Transunion, Equifax, and Experian have decided in unison that:
- All paid medical debt will be removed from credit reports.
- Effective July 1, 2022, the time in which to report any outstanding medical debt will be increased from six to 12 months.
- Effective July 1, 2023, outstanding medical debt less than $500 will not be reported at all.
Do No Harm
Consumer healthcare debt is most often incurred by those who are least able to afford it and are most vulnerable to being persecuted for payment. In fact, much healthcare debt should not even be classified as such.
A large proportion of this so-called debt should have been covered from the beginning by hospital financial assistance programs (FAPs), which are mandated by law for non-profit hospitals. These hospitals receive immensely valuable tax-exempt status in return for their commitment to provide services of equal value to patients with financial need.
Research has shown that hospitals fall egregiously short of these charitable commitments. Many neglect to even inform patients that such FAP programs are available to them. Multiple articles and studies, including research conducted by Johns Hopkins University, reveals a “wide variation in charity care provision” and that “many government and nonprofit hospitals’ charity care provision was not aligned with their charity care obligations arising from their favorable tax treatment.”
Personal credit report relief and similar efforts by the CFPB are promising progress in an area of significant collateral damage caused by the dysfunctional U.S. healthcare business machine.

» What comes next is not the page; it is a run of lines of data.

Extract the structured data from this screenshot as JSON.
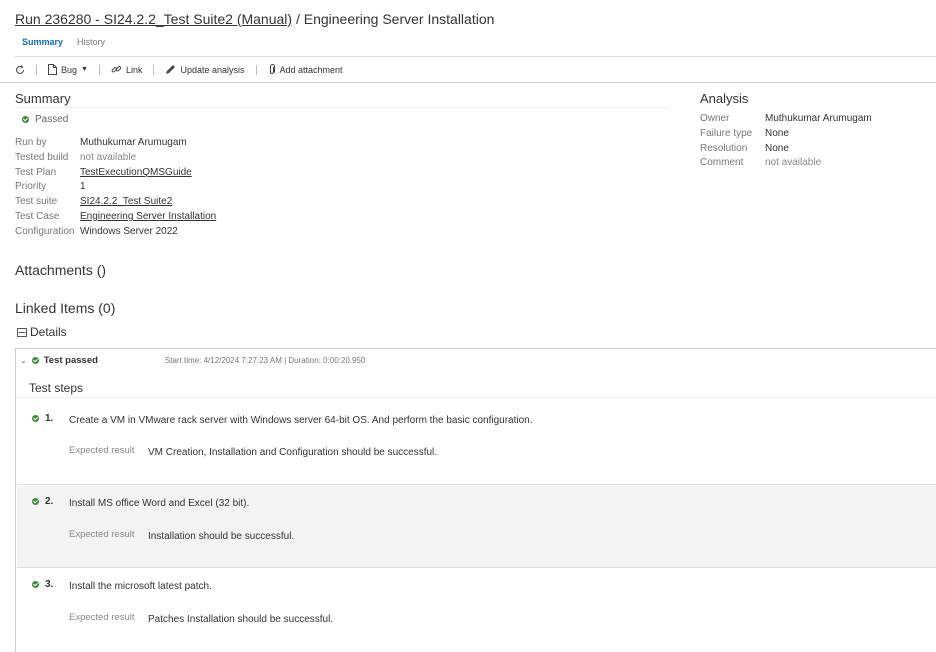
{
  "header": {
    "run_link": "Run 236280 - SI24.2.2_Test Suite2 (Manual)",
    "separator": " / ",
    "title": "Engineering Server Installation"
  },
  "tabs": [
    {
      "label": "Summary",
      "active": true
    },
    {
      "label": "History",
      "active": false
    }
  ],
  "toolbar": {
    "refresh_icon": "refresh-icon",
    "bug_label": "Bug",
    "link_label": "Link",
    "update_label": "Update analysis",
    "attach_label": "Add attachment"
  },
  "summary": {
    "heading": "Summary",
    "status": "Passed",
    "fields": [
      {
        "key": "Run by",
        "value": "Muthukumar Arumugam",
        "kind": "text"
      },
      {
        "key": "Tested build",
        "value": "not available",
        "kind": "muted"
      },
      {
        "key": "Test Plan",
        "value": "TestExecutionQMSGuide",
        "kind": "link"
      },
      {
        "key": "Priority",
        "value": "1",
        "kind": "text"
      },
      {
        "key": "Test suite",
        "value": "SI24.2.2_Test Suite2",
        "kind": "link"
      },
      {
        "key": "Test Case",
        "value": "Engineering Server Installation",
        "kind": "link"
      },
      {
        "key": "Configuration",
        "value": "Windows Server 2022",
        "kind": "text"
      }
    ]
  },
  "analysis": {
    "heading": "Analysis",
    "fields": [
      {
        "key": "Owner",
        "value": "Muthukumar Arumugam",
        "kind": "text"
      },
      {
        "key": "Failure type",
        "value": "None",
        "kind": "text"
      },
      {
        "key": "Resolution",
        "value": "None",
        "kind": "text"
      },
      {
        "key": "Comment",
        "value": "not available",
        "kind": "muted"
      }
    ]
  },
  "attachments_heading": "Attachments ()",
  "linked_heading": "Linked Items (0)",
  "details_label": "Details",
  "result": {
    "label": "Test passed",
    "meta": "Start time: 4/12/2024 7:27:23 AM | Duration: 0:00:20.950",
    "steps_heading": "Test steps",
    "expected_label": "Expected result",
    "steps": [
      {
        "num": "1.",
        "action": "Create a VM in VMware rack server with Windows server 64-bit OS. And perform the basic configuration.",
        "expected": "VM Creation, Installation and Configuration should be successful."
      },
      {
        "num": "2.",
        "action": "Install MS office  Word and Excel (32 bit).",
        "expected": "Installation should be successful."
      },
      {
        "num": "3.",
        "action": "Install the microsoft latest patch.",
        "expected": "Patches Installation should be successful."
      }
    ]
  },
  "colors": {
    "accent": "#106ebe",
    "pass": "#3a8a34"
  }
}
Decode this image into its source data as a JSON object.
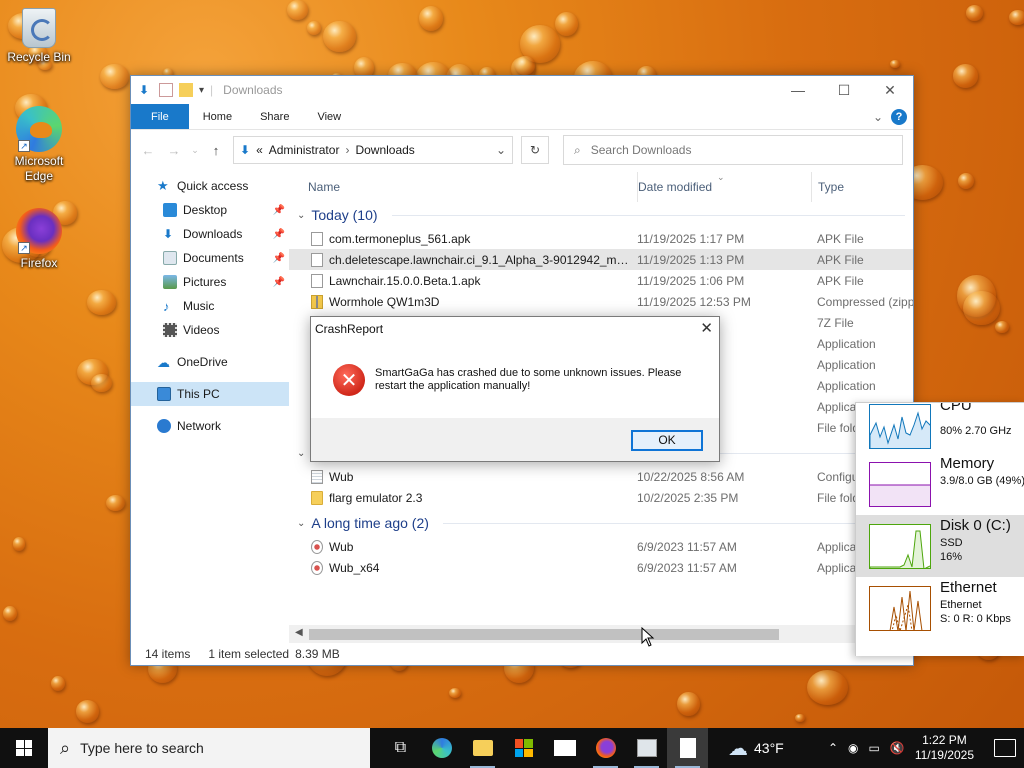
{
  "desktop": {
    "icons": [
      {
        "label": "Recycle Bin"
      },
      {
        "label": "Microsoft Edge"
      },
      {
        "label": "Firefox"
      }
    ]
  },
  "explorer": {
    "title": "Downloads",
    "ribbon": {
      "file": "File",
      "home": "Home",
      "share": "Share",
      "view": "View",
      "help": "?"
    },
    "address": {
      "root": "«",
      "crumb1": "Administrator",
      "crumb2": "Downloads"
    },
    "search": {
      "placeholder": "Search Downloads"
    },
    "nav": {
      "quick_access": "Quick access",
      "desktop": "Desktop",
      "downloads": "Downloads",
      "documents": "Documents",
      "pictures": "Pictures",
      "music": "Music",
      "videos": "Videos",
      "onedrive": "OneDrive",
      "this_pc": "This PC",
      "network": "Network"
    },
    "columns": {
      "name": "Name",
      "date": "Date modified",
      "type": "Type"
    },
    "groups": [
      {
        "label": "Today (10)",
        "rows": [
          {
            "name": "com.termoneplus_561.apk",
            "date": "11/19/2025 1:17 PM",
            "type": "APK File",
            "icon": "apk"
          },
          {
            "name": "ch.deletescape.lawnchair.ci_9.1_Alpha_3-9012942_min...",
            "date": "11/19/2025 1:13 PM",
            "type": "APK File",
            "icon": "apk"
          },
          {
            "name": "Lawnchair.15.0.0.Beta.1.apk",
            "date": "11/19/2025 1:06 PM",
            "type": "APK File",
            "icon": "apk"
          },
          {
            "name": "Wormhole QW1m3D",
            "date": "11/19/2025 12:53 PM",
            "type": "Compressed (zippe",
            "icon": "zip"
          },
          {
            "name": "",
            "date": "0 PM",
            "type": "7Z File",
            "icon": "zip"
          },
          {
            "name": "",
            "date": "4 PM",
            "type": "Application",
            "icon": "app"
          },
          {
            "name": "",
            "date": "2 PM",
            "type": "Application",
            "icon": "app"
          },
          {
            "name": "",
            "date": "1 PM",
            "type": "Application",
            "icon": "app"
          },
          {
            "name": "",
            "date": "6 PM",
            "type": "Applica",
            "icon": "app"
          },
          {
            "name": "",
            "date": "4 PM",
            "type": "File fold",
            "icon": "folder"
          }
        ]
      },
      {
        "label": "Last month (2)",
        "rows": [
          {
            "name": "Wub",
            "date": "10/22/2025 8:56 AM",
            "type": "Configu",
            "icon": "cfg"
          },
          {
            "name": "flarg emulator 2.3",
            "date": "10/2/2025 2:35 PM",
            "type": "File fold",
            "icon": "folder"
          }
        ]
      },
      {
        "label": "A long time ago (2)",
        "rows": [
          {
            "name": "Wub",
            "date": "6/9/2023 11:57 AM",
            "type": "Applica",
            "icon": "app"
          },
          {
            "name": "Wub_x64",
            "date": "6/9/2023 11:57 AM",
            "type": "Applica",
            "icon": "app"
          }
        ]
      }
    ],
    "status": {
      "items": "14 items",
      "selected": "1 item selected",
      "size": "8.39 MB"
    }
  },
  "dialog": {
    "title": "CrashReport",
    "message": "SmartGaGa has crashed due to some unknown issues. Please restart the application manually!",
    "ok": "OK"
  },
  "perf": {
    "cpu": {
      "title": "CPU",
      "sub": "80%  2.70 GHz"
    },
    "memory": {
      "title": "Memory",
      "sub": "3.9/8.0 GB (49%)"
    },
    "disk": {
      "title": "Disk 0 (C:)",
      "sub1": "SSD",
      "sub2": "16%"
    },
    "ethernet": {
      "title": "Ethernet",
      "sub1": "Ethernet",
      "sub2": "S: 0  R: 0 Kbps"
    }
  },
  "taskbar": {
    "search_placeholder": "Type here to search",
    "weather": "43°F",
    "time": "1:22 PM",
    "date": "11/19/2025"
  },
  "colors": {
    "accent": "#1979ca",
    "error": "#d0281a"
  }
}
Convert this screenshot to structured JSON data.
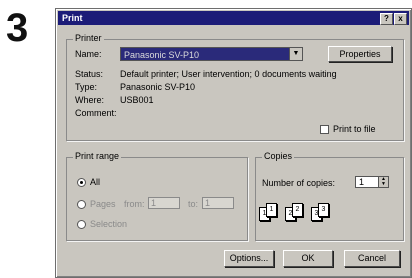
{
  "step_number": "3",
  "dialog": {
    "title": "Print",
    "help_button": "?",
    "close_button": "x"
  },
  "printer": {
    "group_label": "Printer",
    "name_label": "Name:",
    "name_value": "Panasonic SV-P10",
    "properties_label": "Properties",
    "status_label": "Status:",
    "status_value": "Default printer; User intervention; 0 documents waiting",
    "type_label": "Type:",
    "type_value": "Panasonic SV-P10",
    "where_label": "Where:",
    "where_value": "USB001",
    "comment_label": "Comment:",
    "print_to_file_label": "Print to file"
  },
  "print_range": {
    "group_label": "Print range",
    "all_label": "All",
    "pages_label": "Pages",
    "from_label": "from:",
    "from_value": "1",
    "to_label": "to:",
    "to_value": "1",
    "selection_label": "Selection"
  },
  "copies": {
    "group_label": "Copies",
    "number_label": "Number of copies:",
    "number_value": "1",
    "collate_pages": [
      "1",
      "1",
      "2",
      "2",
      "3",
      "3"
    ]
  },
  "buttons": {
    "options": "Options...",
    "ok": "OK",
    "cancel": "Cancel"
  }
}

However, bigger strides are needed to protect individuals from the predation and profiteering inherent in our healthcare system.
It’s time to eliminate the financial injury caused by medical debt that’s endured by working Americans. Patients will benefit from next-generation health plans that use advanced, fair market payments for providers, and offer advocates to help patients receive all hospital financial assistance for which they are eligible.